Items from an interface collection
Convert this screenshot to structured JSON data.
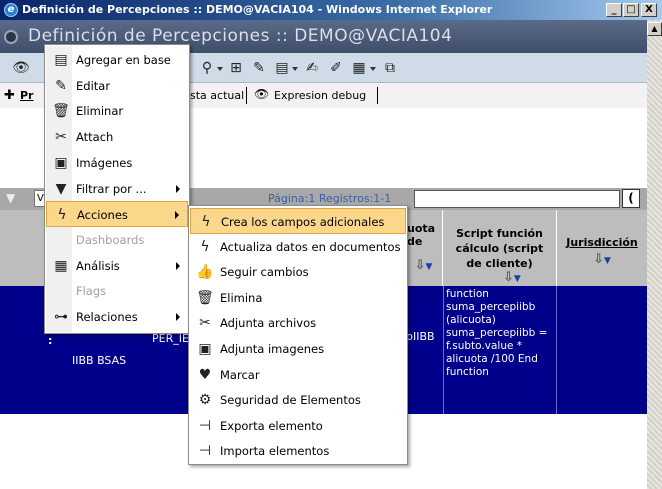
{
  "window": {
    "title": "Definición de Percepciones :: DEMO@VACIA104 - Windows Internet Explorer",
    "min": "_",
    "max": "□",
    "close": "X"
  },
  "page": {
    "header": "Definición de Percepciones :: DEMO@VACIA104"
  },
  "subbar": {
    "pr_label": "Pr",
    "vista_actual": "sta actual",
    "expresion_debug": "Expresion debug"
  },
  "filterbar": {
    "select_value": "V",
    "pagination": "Página:1 Registros:1-1",
    "search_button": "("
  },
  "table": {
    "headers": [
      {
        "label": "uota\nde",
        "col": "cuota"
      },
      {
        "label": "Script función cálculo (script de cliente)",
        "col": "script"
      },
      {
        "label": "Jurisdicción",
        "col": "jurisdiccion"
      }
    ],
    "row": {
      "marker": ":",
      "col_a": "IIBB BSAS",
      "col_b": "PER_IE",
      "col_c": "pIIBB",
      "script": "function suma_percepiibb (alicuota) suma_percepiibb = f.subto.value * alicuota /100 End function",
      "jurisdiccion": ""
    }
  },
  "context_menu": {
    "items": [
      {
        "label": "Agregar en base",
        "icon": "add-to-database-icon",
        "glyph": "▤",
        "disabled": false,
        "submenu": false
      },
      {
        "label": "Editar",
        "icon": "edit-icon",
        "glyph": "✎",
        "disabled": false,
        "submenu": false
      },
      {
        "label": "Eliminar",
        "icon": "trash-icon",
        "glyph": "🗑",
        "disabled": false,
        "submenu": false
      },
      {
        "label": "Attach",
        "icon": "paperclip-icon",
        "glyph": "✂",
        "disabled": false,
        "submenu": false
      },
      {
        "label": "Imágenes",
        "icon": "images-icon",
        "glyph": "▣",
        "disabled": false,
        "submenu": false
      },
      {
        "label": "Filtrar por ...",
        "icon": "filter-icon",
        "glyph": "▼",
        "disabled": false,
        "submenu": true
      },
      {
        "label": "Acciones",
        "icon": "lightning-icon",
        "glyph": "ϟ",
        "disabled": false,
        "submenu": true,
        "highlighted": true
      },
      {
        "label": "Dashboards",
        "icon": "",
        "glyph": "",
        "disabled": true,
        "submenu": false
      },
      {
        "label": "Análisis",
        "icon": "analysis-icon",
        "glyph": "▦",
        "disabled": false,
        "submenu": true
      },
      {
        "label": "Flags",
        "icon": "",
        "glyph": "",
        "disabled": true,
        "submenu": false
      },
      {
        "label": "Relaciones",
        "icon": "relations-icon",
        "glyph": "⊶",
        "disabled": false,
        "submenu": true
      }
    ]
  },
  "submenu": {
    "items": [
      {
        "label": "Crea los campos adicionales",
        "icon": "lightning-icon",
        "glyph": "ϟ",
        "highlighted": true
      },
      {
        "label": "Actualiza datos en documentos",
        "icon": "lightning-icon",
        "glyph": "ϟ"
      },
      {
        "label": "Seguir cambios",
        "icon": "thumbs-up-icon",
        "glyph": "👍"
      },
      {
        "label": "Elimina",
        "icon": "trash-icon",
        "glyph": "🗑"
      },
      {
        "label": "Adjunta archivos",
        "icon": "paperclip-icon",
        "glyph": "✂"
      },
      {
        "label": "Adjunta imagenes",
        "icon": "images-icon",
        "glyph": "▣"
      },
      {
        "label": "Marcar",
        "icon": "heart-icon",
        "glyph": "♥"
      },
      {
        "label": "Seguridad de Elementos",
        "icon": "security-icon",
        "glyph": "⚙"
      },
      {
        "label": "Exporta elemento",
        "icon": "export-icon",
        "glyph": "⊣"
      },
      {
        "label": "Importa elementos",
        "icon": "import-icon",
        "glyph": "⊣"
      }
    ]
  },
  "colors": {
    "row_selected": "#00008b",
    "menu_highlight": "#fbd78b"
  }
}
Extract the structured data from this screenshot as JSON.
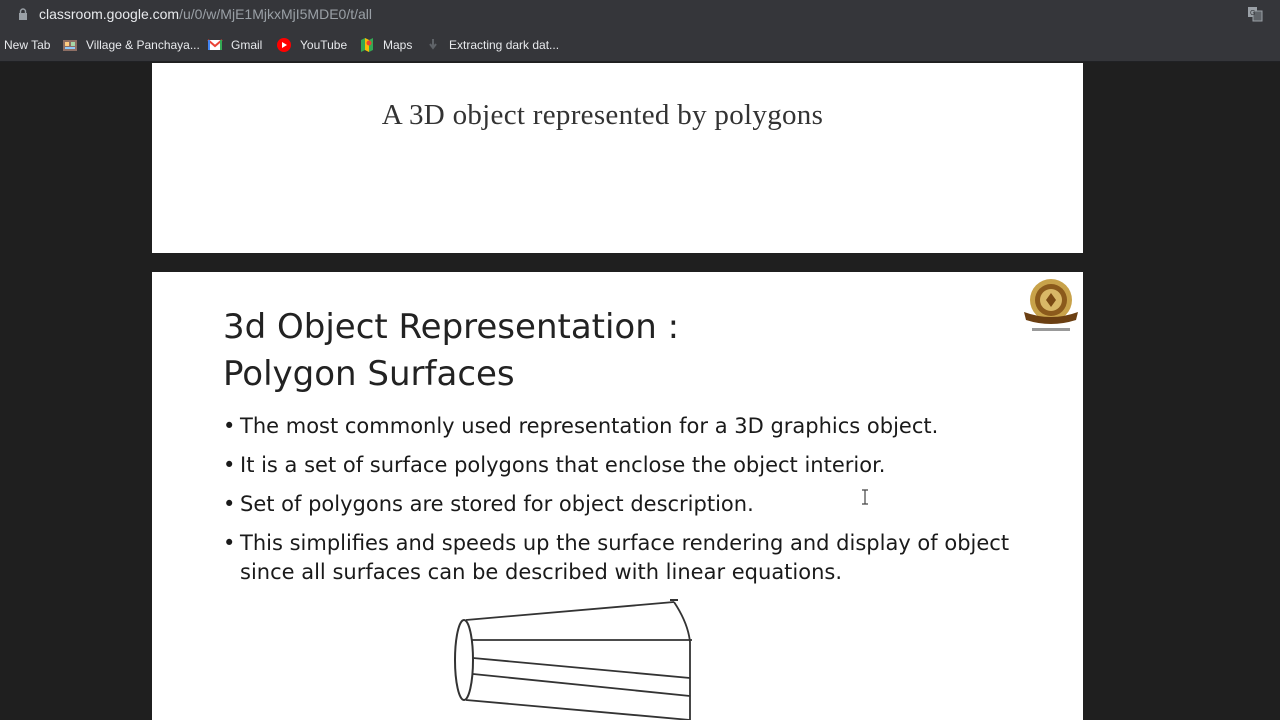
{
  "browser": {
    "url_host": "classroom.google.com",
    "url_path": "/u/0/w/MjE1MjkxMjI5MDE0/t/all"
  },
  "bookmarks": [
    {
      "label": "New Tab",
      "icon": "none"
    },
    {
      "label": "Village & Panchaya...",
      "icon": "village-favicon"
    },
    {
      "label": "Gmail",
      "icon": "gmail-icon"
    },
    {
      "label": "YouTube",
      "icon": "youtube-icon"
    },
    {
      "label": "Maps",
      "icon": "maps-icon"
    },
    {
      "label": "Extracting dark dat...",
      "icon": "page-icon"
    }
  ],
  "slide1": {
    "caption": "A 3D object represented by polygons"
  },
  "slide2": {
    "title_line1": "3d Object Representation :",
    "title_line2": "Polygon Surfaces",
    "bullets": [
      "The most commonly used representation for a 3D graphics object.",
      "It is a set of surface polygons that enclose the object interior.",
      "Set of polygons are stored for object description.",
      "This simplifies and speeds up the surface rendering and display of object since all surfaces can be described with linear equations."
    ],
    "logo_icon": "university-seal-icon"
  },
  "colors": {
    "toolbar": "#35363a",
    "background": "#1f1f1f",
    "slide": "#ffffff"
  }
}
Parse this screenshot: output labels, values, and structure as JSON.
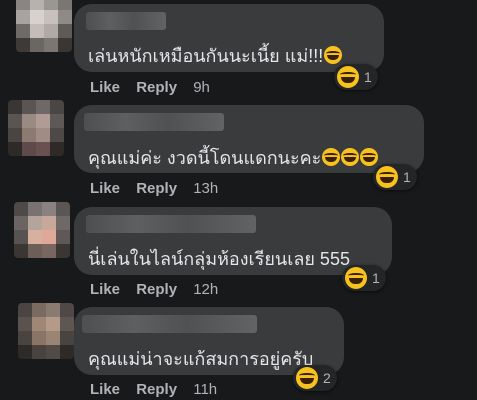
{
  "comments": [
    {
      "text": "เล่นหนักเหมือนกันนะเนี้ย แม่!!!",
      "inline_emojis": [
        "laughing-tears"
      ],
      "reaction_emoji": "grinning-squinting",
      "reaction_count": "1",
      "like_label": "Like",
      "reply_label": "Reply",
      "time": "9h"
    },
    {
      "text": "คุณแม่ค่ะ งวดนี้โดนแดกนะคะ",
      "inline_emojis": [
        "laughing-tears",
        "laughing-tears",
        "laughing-tears"
      ],
      "reaction_emoji": "grinning-squinting",
      "reaction_count": "1",
      "like_label": "Like",
      "reply_label": "Reply",
      "time": "13h"
    },
    {
      "text": "นี่เล่นในไลน์กลุ่มห้องเรียนเลย 555",
      "inline_emojis": [],
      "reaction_emoji": "grinning-squinting",
      "reaction_count": "1",
      "like_label": "Like",
      "reply_label": "Reply",
      "time": "12h"
    },
    {
      "text": "คุณแม่น่าจะแก้สมการอยู่ครับ",
      "inline_emojis": [],
      "reaction_emoji": "grinning-squinting",
      "reaction_count": "2",
      "like_label": "Like",
      "reply_label": "Reply",
      "time": "11h"
    }
  ],
  "colors": {
    "background": "#18191a",
    "bubble": "#3a3b3c",
    "text": "#e4e6eb",
    "secondary_text": "#b0b3b8",
    "emoji": "#f7c11e"
  }
}
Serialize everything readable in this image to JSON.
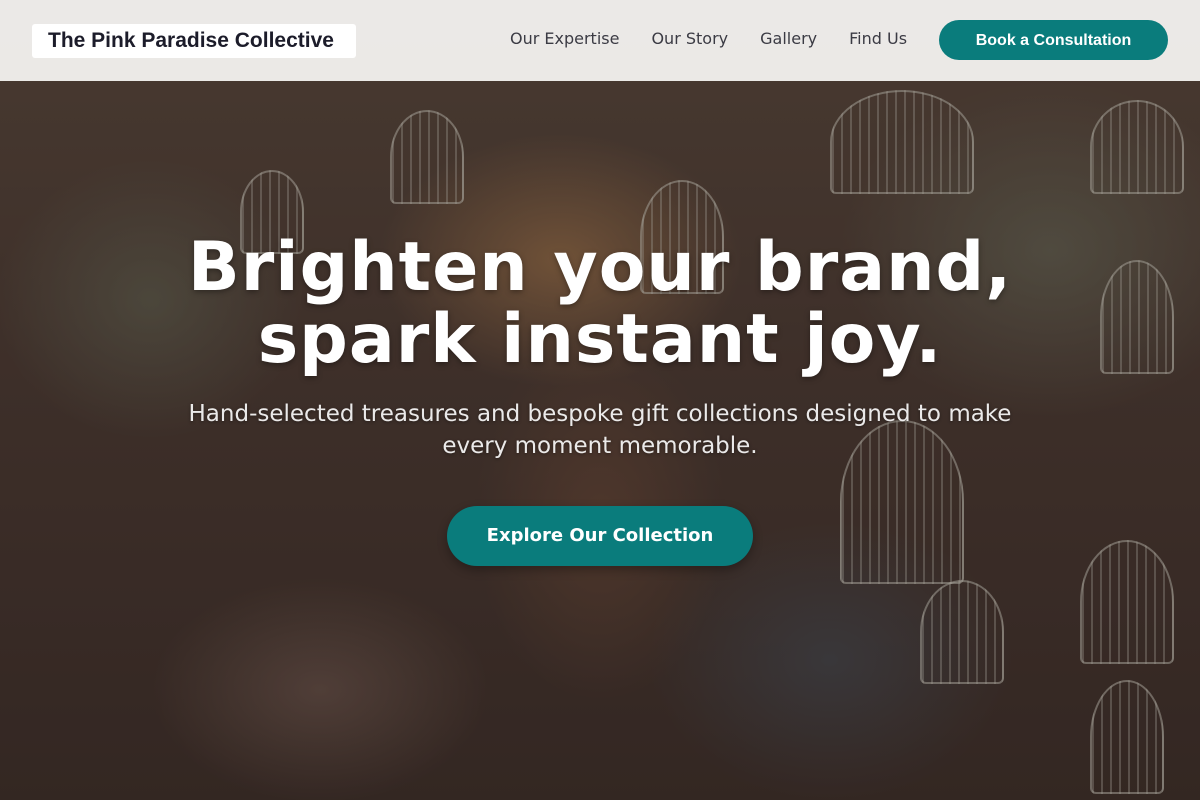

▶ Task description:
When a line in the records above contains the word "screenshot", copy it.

▶ Exercise response:
Convert this screenshot to structured JSON data.
Extract the structured data from this screenshot as JSON.
Parse this screenshot: output labels, values, and structure as JSON.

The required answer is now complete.